A good question, and I’ll need to go a bit deeper on this than usual! Sorry if the answer ends up being very long.
So a cataclysmic variable is a binary system with 2 stars in it. The main star, which we call the primary star, is a white dwarf – which means it isn’t burning any elements. It’s just a sphere of elements (mainly oxygen and neon in the core, and a layer of hydrogen and helium on the surface) hanging around doing nothing. It’s mass is typically about 0.8 times the mass of the Sun, and it’s size is about the size of the Earth (so it’s very very dense).
The second star is very similar to our own Sun – it’s about 0.24 times the mass of the Sun, and burns hydrogen in its core.

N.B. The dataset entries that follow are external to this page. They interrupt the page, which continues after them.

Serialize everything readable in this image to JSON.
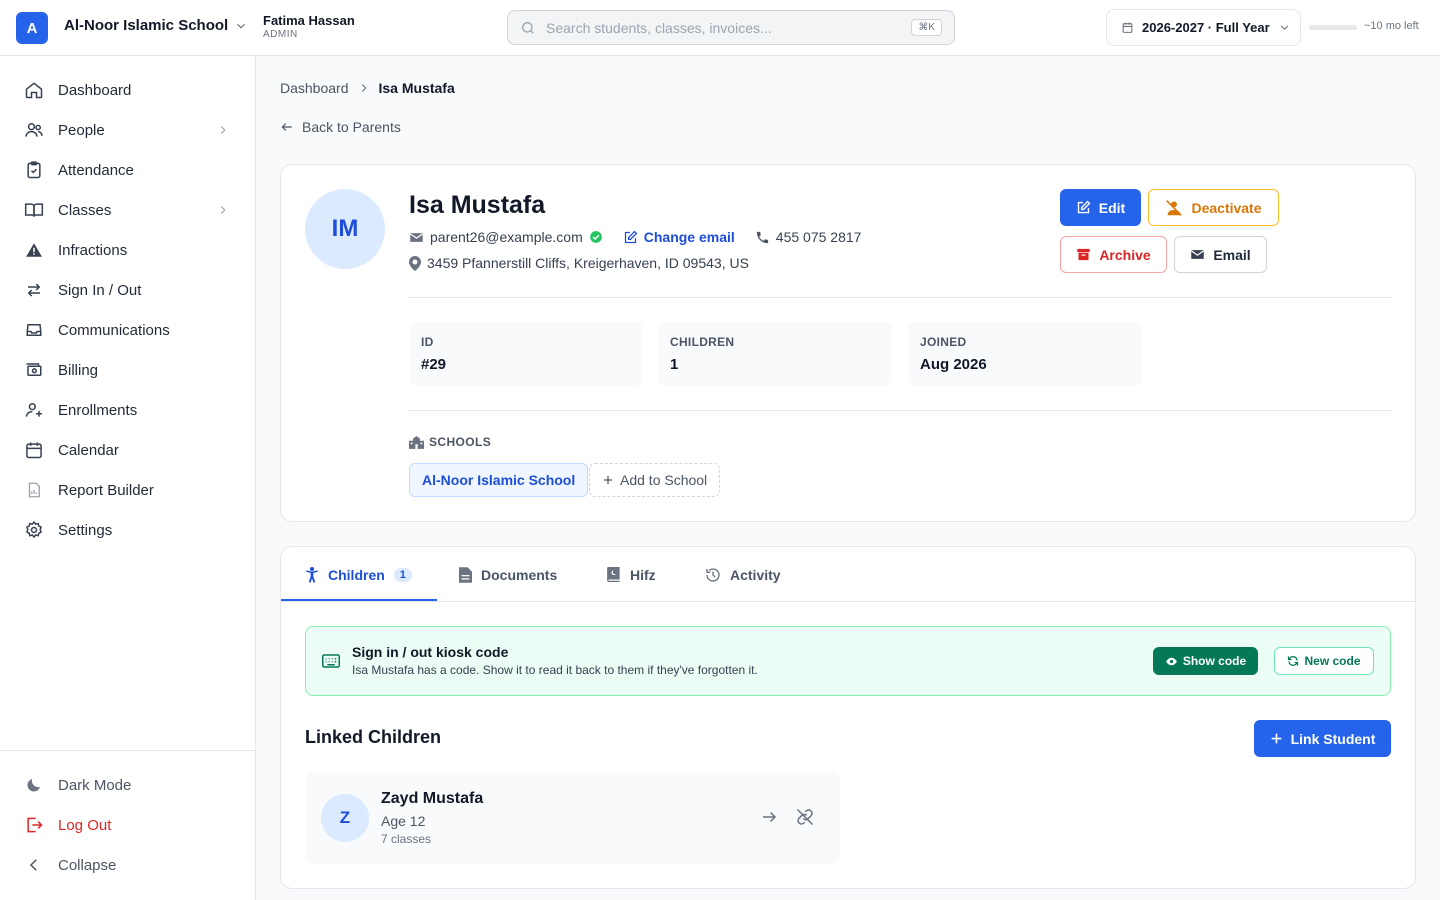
{
  "topbar": {
    "logo_letter": "A",
    "school_name": "Al-Noor Islamic School",
    "user_name": "Fatima Hassan",
    "user_role": "ADMIN",
    "search_placeholder": "Search students, classes, invoices...",
    "search_shortcut": "⌘K",
    "year_label": "2026-2027 · Full Year",
    "year_progress_fraction": 0.0,
    "year_remaining": "~10 mo left"
  },
  "sidebar": {
    "items": [
      {
        "label": "Dashboard",
        "icon": "home-icon"
      },
      {
        "label": "People",
        "icon": "users-icon",
        "has_submenu": true
      },
      {
        "label": "Attendance",
        "icon": "clipboard-check-icon"
      },
      {
        "label": "Classes",
        "icon": "book-open-icon",
        "has_submenu": true
      },
      {
        "label": "Infractions",
        "icon": "warning-icon"
      },
      {
        "label": "Sign In / Out",
        "icon": "arrows-swap-icon"
      },
      {
        "label": "Communications",
        "icon": "inbox-icon"
      },
      {
        "label": "Billing",
        "icon": "money-icon"
      },
      {
        "label": "Enrollments",
        "icon": "user-plus-icon"
      },
      {
        "label": "Calendar",
        "icon": "calendar-icon"
      },
      {
        "label": "Report Builder",
        "icon": "report-icon"
      },
      {
        "label": "Settings",
        "icon": "gear-icon"
      }
    ],
    "footer": {
      "dark_mode": "Dark Mode",
      "logout": "Log Out",
      "collapse": "Collapse"
    }
  },
  "breadcrumb": {
    "parent": "Dashboard",
    "current": "Isa Mustafa"
  },
  "back_link": "Back to Parents",
  "profile": {
    "initials": "IM",
    "name": "Isa Mustafa",
    "email": "parent26@example.com",
    "email_verified": true,
    "change_email": "Change email",
    "phone": "455 075 2817",
    "address": "3459 Pfannerstill Cliffs, Kreigerhaven, ID 09543, US",
    "actions": {
      "edit": "Edit",
      "deactivate": "Deactivate",
      "archive": "Archive",
      "email": "Email"
    },
    "stats": [
      {
        "label": "ID",
        "value": "#29"
      },
      {
        "label": "CHILDREN",
        "value": "1"
      },
      {
        "label": "JOINED",
        "value": "Aug 2026"
      }
    ],
    "schools_label": "SCHOOLS",
    "schools": [
      "Al-Noor Islamic School"
    ],
    "add_school": "Add to School"
  },
  "tabs": [
    {
      "label": "Children",
      "badge": "1",
      "active": true,
      "icon": "child-icon"
    },
    {
      "label": "Documents",
      "icon": "document-icon"
    },
    {
      "label": "Hifz",
      "icon": "quran-icon"
    },
    {
      "label": "Activity",
      "icon": "history-icon"
    }
  ],
  "kiosk": {
    "title": "Sign in / out kiosk code",
    "description": "Isa Mustafa has a code. Show it to read it back to them if they've forgotten it.",
    "show_code": "Show code",
    "new_code": "New code"
  },
  "linked_children": {
    "title": "Linked Children",
    "link_button": "Link Student",
    "children": [
      {
        "initial": "Z",
        "name": "Zayd Mustafa",
        "age": "Age 12",
        "classes": "7 classes"
      }
    ]
  },
  "colors": {
    "primary": "#2563eb",
    "warning": "#d97706",
    "danger": "#dc2626",
    "success": "#047857"
  }
}
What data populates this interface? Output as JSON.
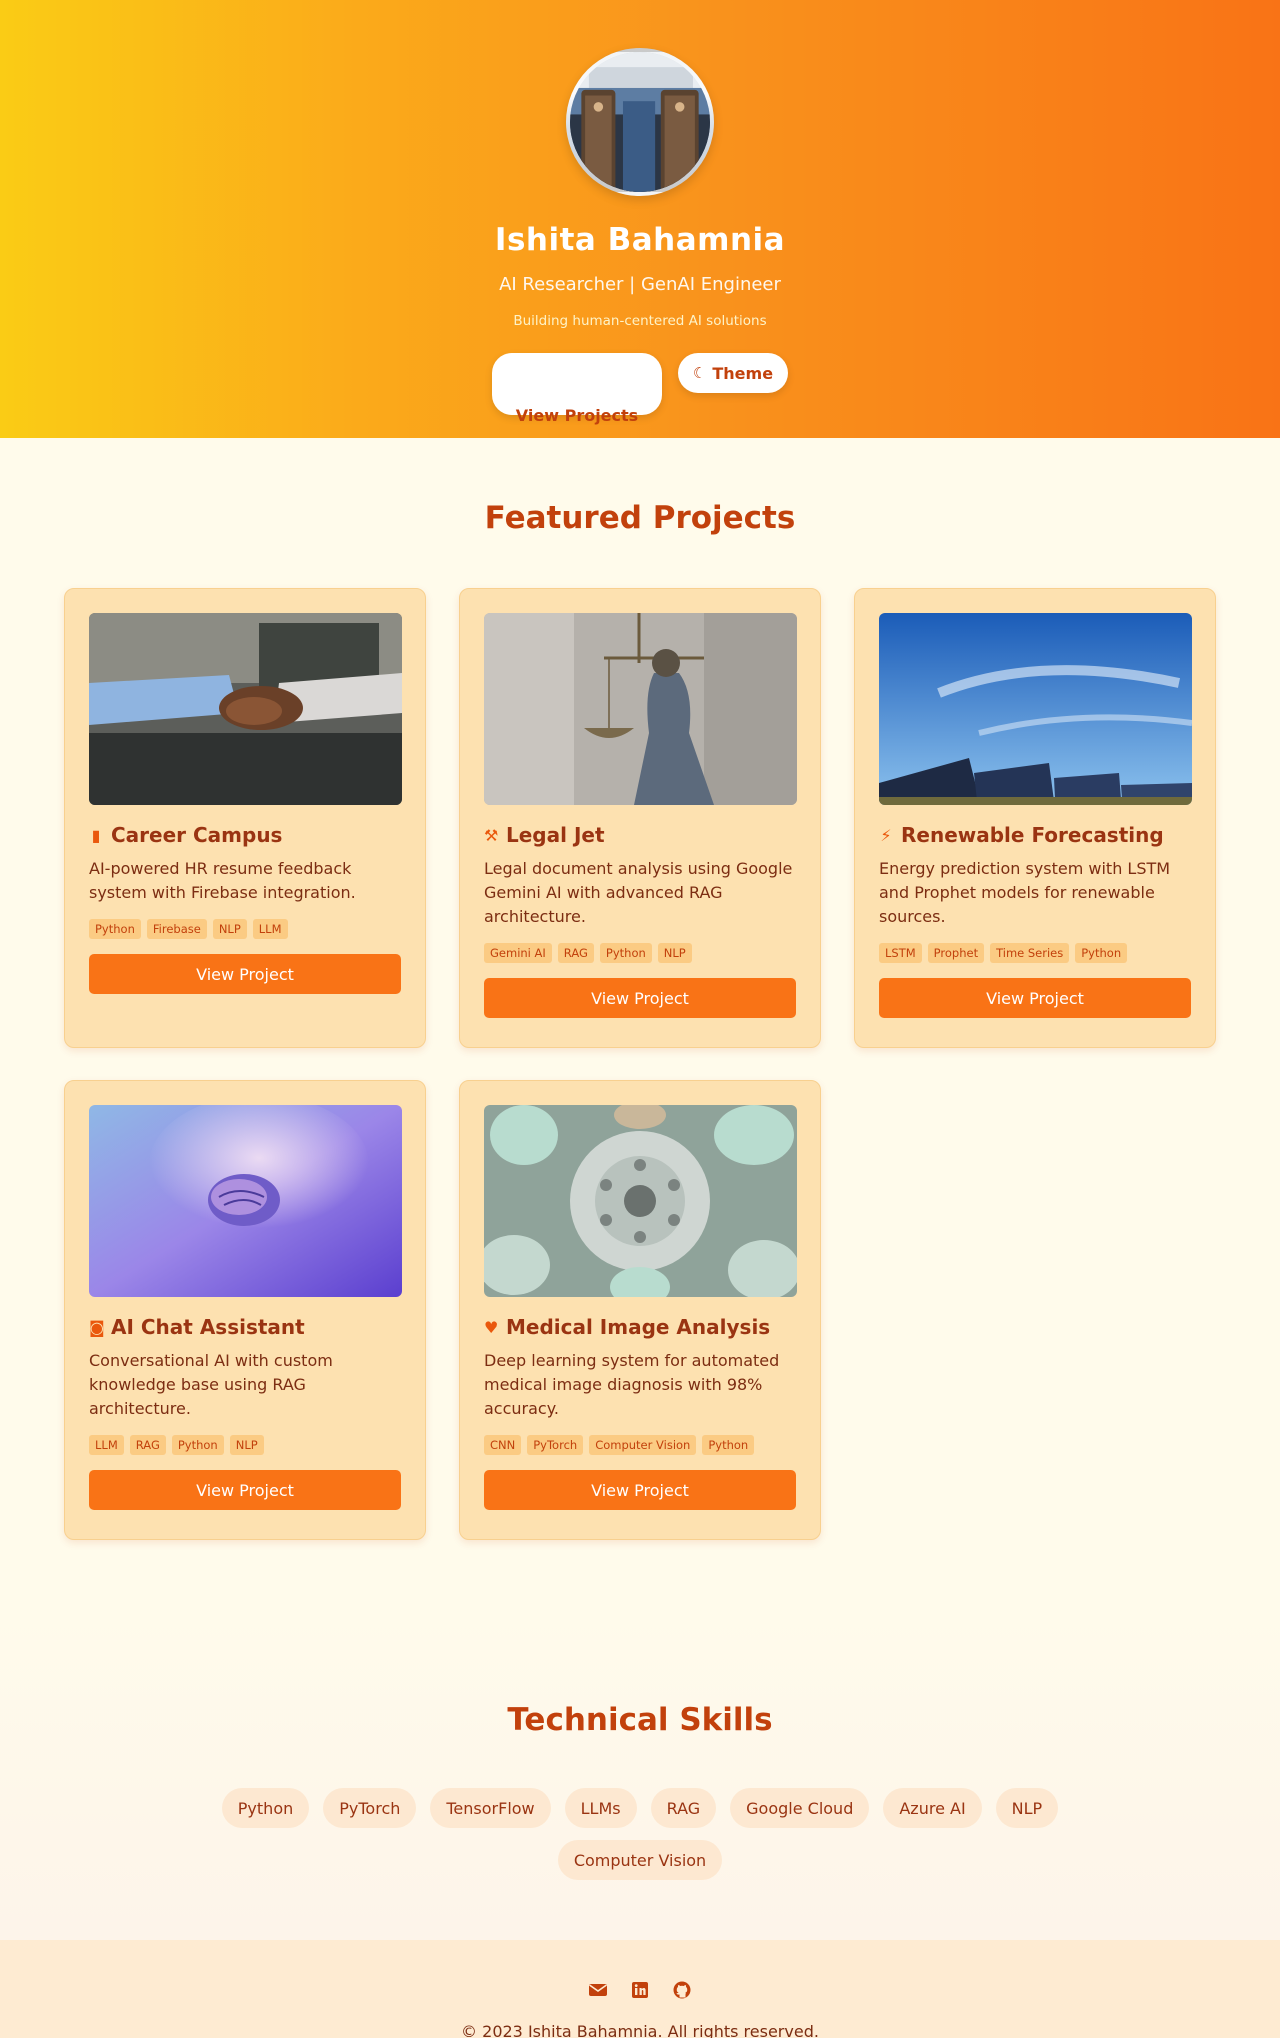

The white dwarf is dense enough and close enough to the second star that it strips material off of the second star. All that material forms what we call an accretion disk, and it’s mainly hydrogen. Eventually, that hydrogen ends up on the surface of the white dwarf, where it doesn’t do much. (Here’s an artists impression of one of these systems. The blue object is the white dwarf and the red one is the second star http://www.space-art.co.uk/image.php?gallery=stars-nebulae&image=intermediate-polar-binary )
Until, that is, enough hydrogen has fallen onto the surface of the white dwarf that the entire layer of hydrogen fuses in a matter of seconds, which is when the system explodes!
Then, the system settles back down again, and repeats this process! Here’s a graph showing how often it happens http://star.arm.ac.uk/highlights/2015/682.jpg
Every time the graph goes up is an explosion, followed by the system relaxing again.
I study them because cataclysmic variables are used to probe the Universe – since we know what they look like when they blow up, we can figure out how far away a system is by comparing the observed explosion to our models. This was used to discover that our Universe was expanding at an accelerating rate, and was awarded the Nobel Prize in Physics in 2011!